* **WHAT YOU NEED TO DO**
Exact copies of all the lines below are wanted, without a single picture.

[Source records]

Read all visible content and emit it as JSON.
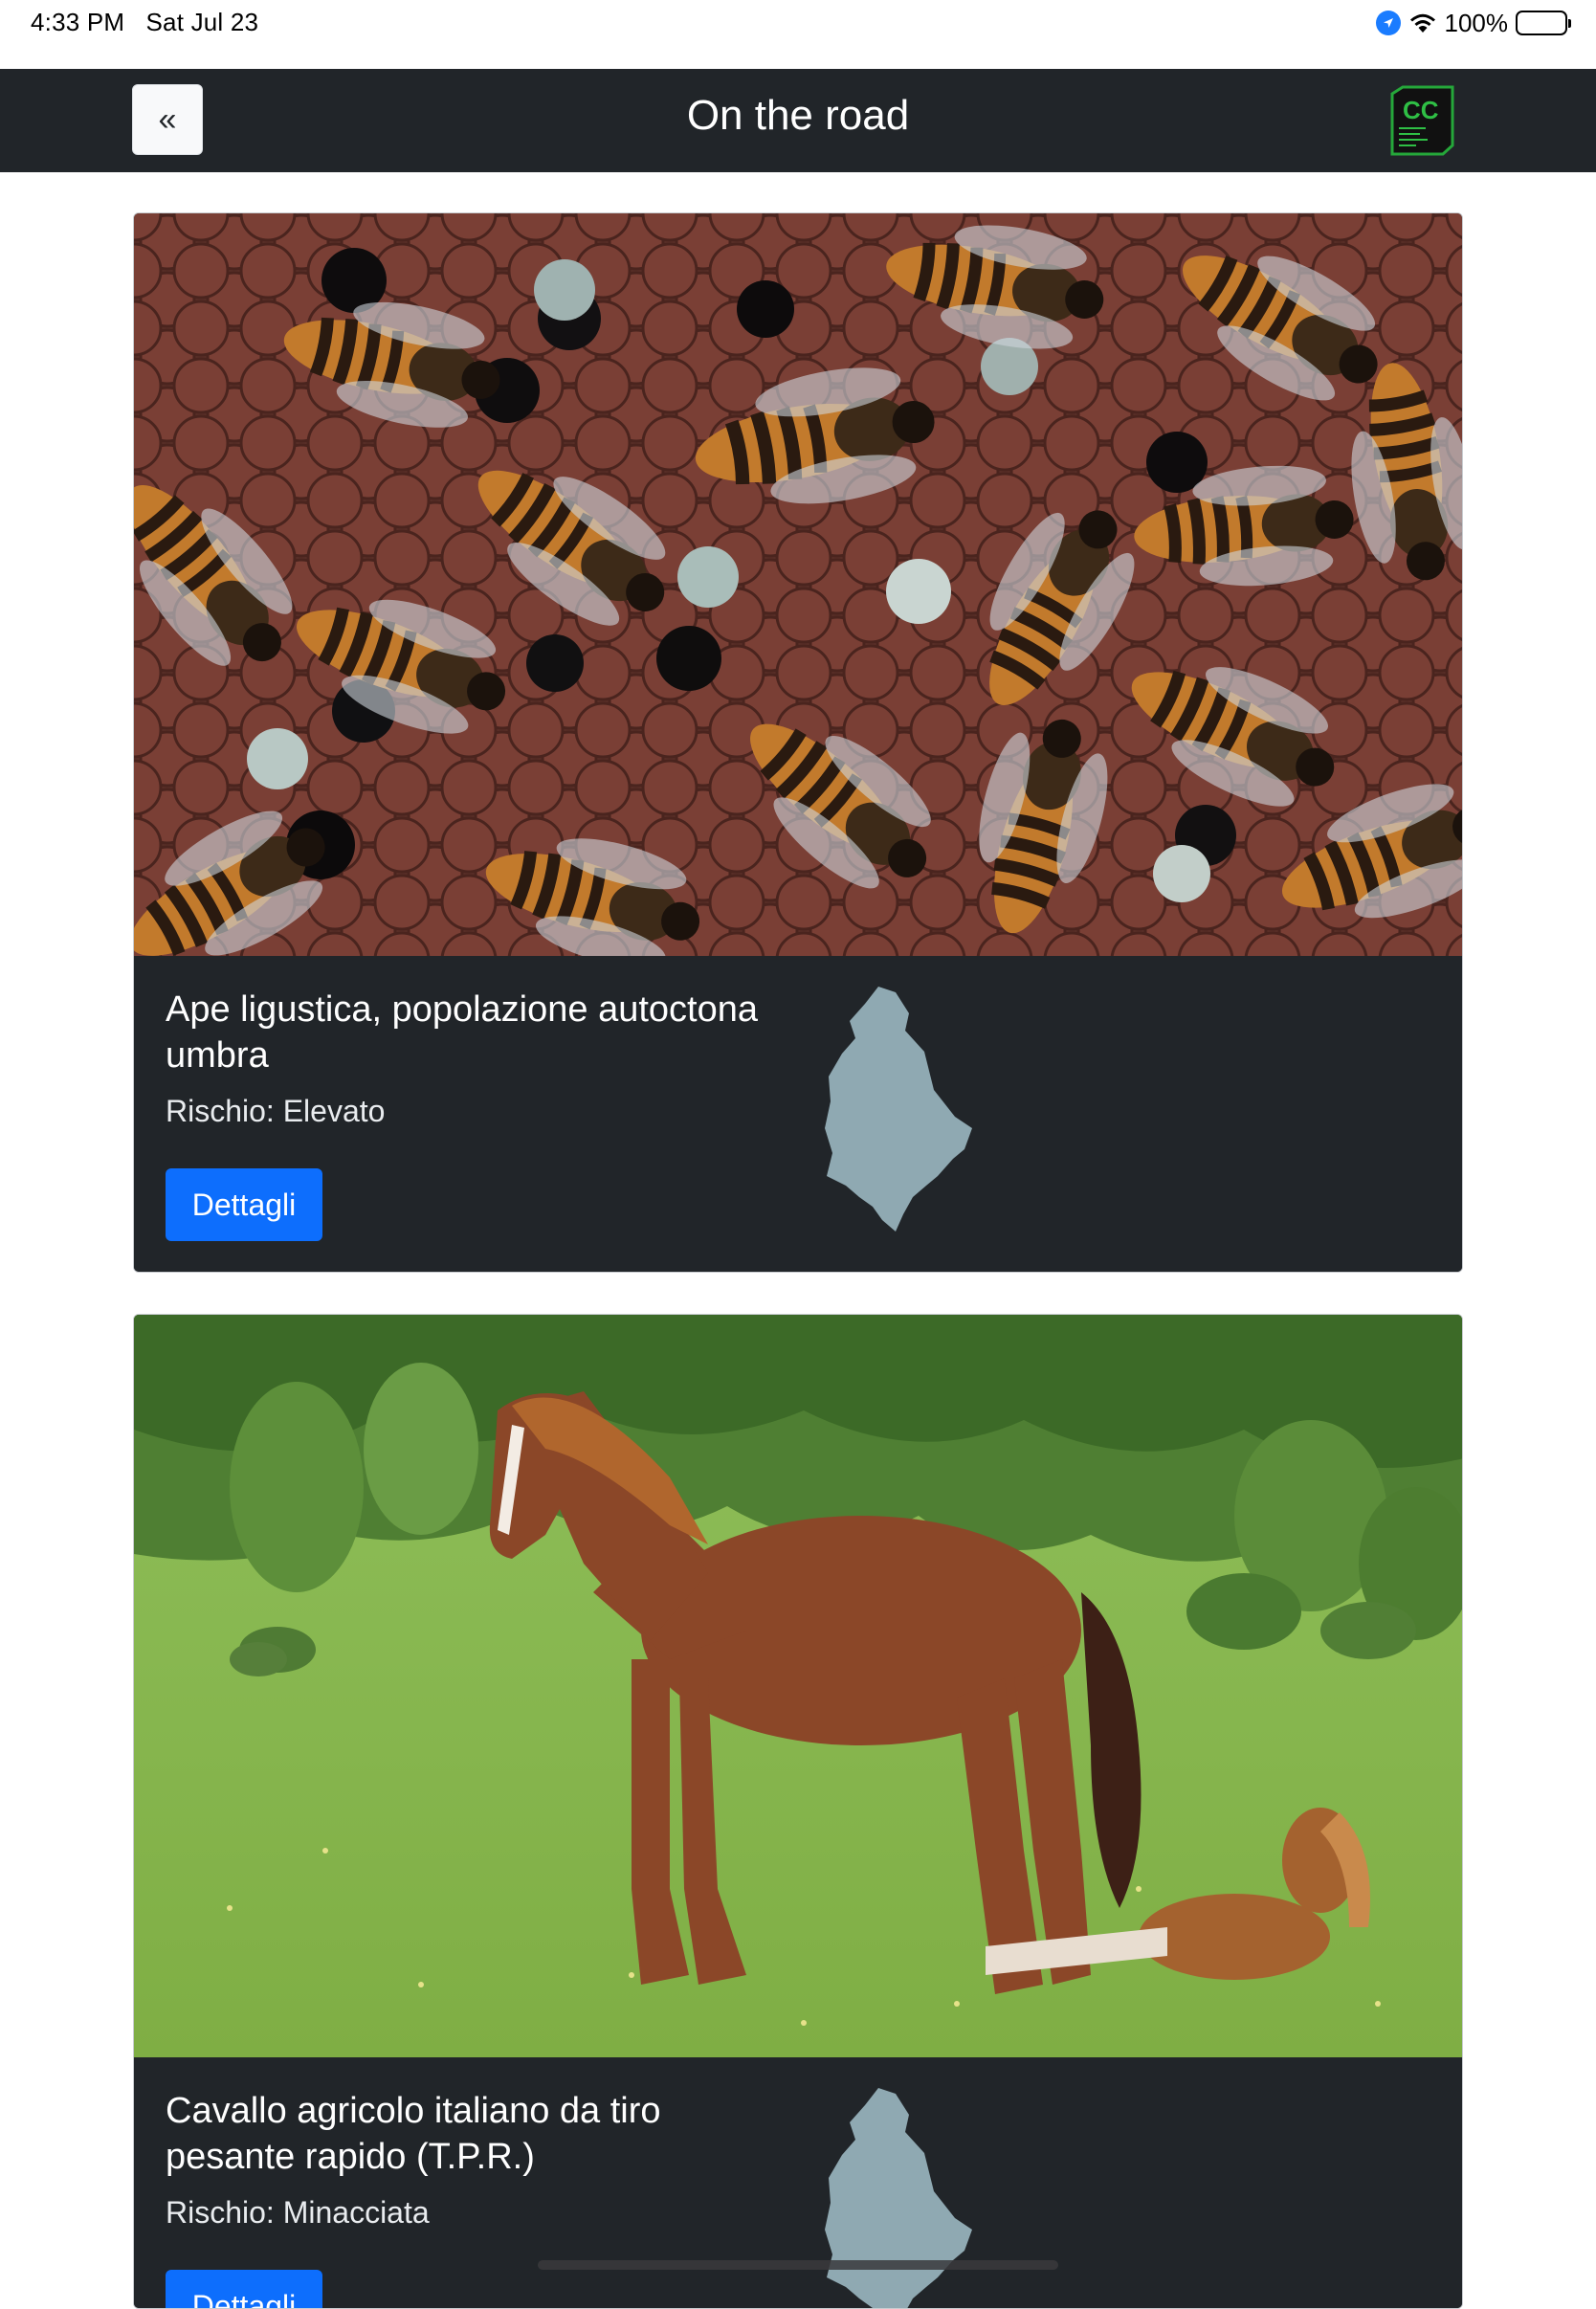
{
  "status_bar": {
    "time": "4:33 PM",
    "date": "Sat Jul 23",
    "battery": "100%",
    "icons": [
      "location-icon",
      "wifi-icon",
      "battery-icon"
    ]
  },
  "navbar": {
    "back_label": "«",
    "title": "On the road",
    "logo_icon": "cc-logo-icon"
  },
  "cards": [
    {
      "title": "Ape ligustica, popolazione autoctona umbra",
      "risk": "Rischio: Elevato",
      "button_label": "Dettagli",
      "image_icon": "bees-photo",
      "region_icon": "umbria-region-icon"
    },
    {
      "title": "Cavallo agricolo italiano da tiro pesante rapido (T.P.R.)",
      "risk": "Rischio: Minacciata",
      "button_label": "Dettagli",
      "image_icon": "horse-photo",
      "region_icon": "umbria-region-icon"
    }
  ],
  "colors": {
    "navbar": "#212529",
    "primary_button": "#0d6efd",
    "region_fill": "#8fa9b2"
  }
}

* **REPLY**
Read all visible content and emit it as JSON.
{
  "status_bar": {
    "time": "4:33 PM",
    "date": "Sat Jul 23",
    "battery": "100%",
    "icons": [
      "location-icon",
      "wifi-icon",
      "battery-icon"
    ]
  },
  "navbar": {
    "back_label": "«",
    "title": "On the road",
    "logo_icon": "cc-logo-icon"
  },
  "cards": [
    {
      "title": "Ape ligustica, popolazione autoctona umbra",
      "risk": "Rischio: Elevato",
      "button_label": "Dettagli",
      "image_icon": "bees-photo",
      "region_icon": "umbria-region-icon"
    },
    {
      "title": "Cavallo agricolo italiano da tiro pesante rapido (T.P.R.)",
      "risk": "Rischio: Minacciata",
      "button_label": "Dettagli",
      "image_icon": "horse-photo",
      "region_icon": "umbria-region-icon"
    }
  ],
  "colors": {
    "navbar": "#212529",
    "primary_button": "#0d6efd",
    "region_fill": "#8fa9b2"
  }
}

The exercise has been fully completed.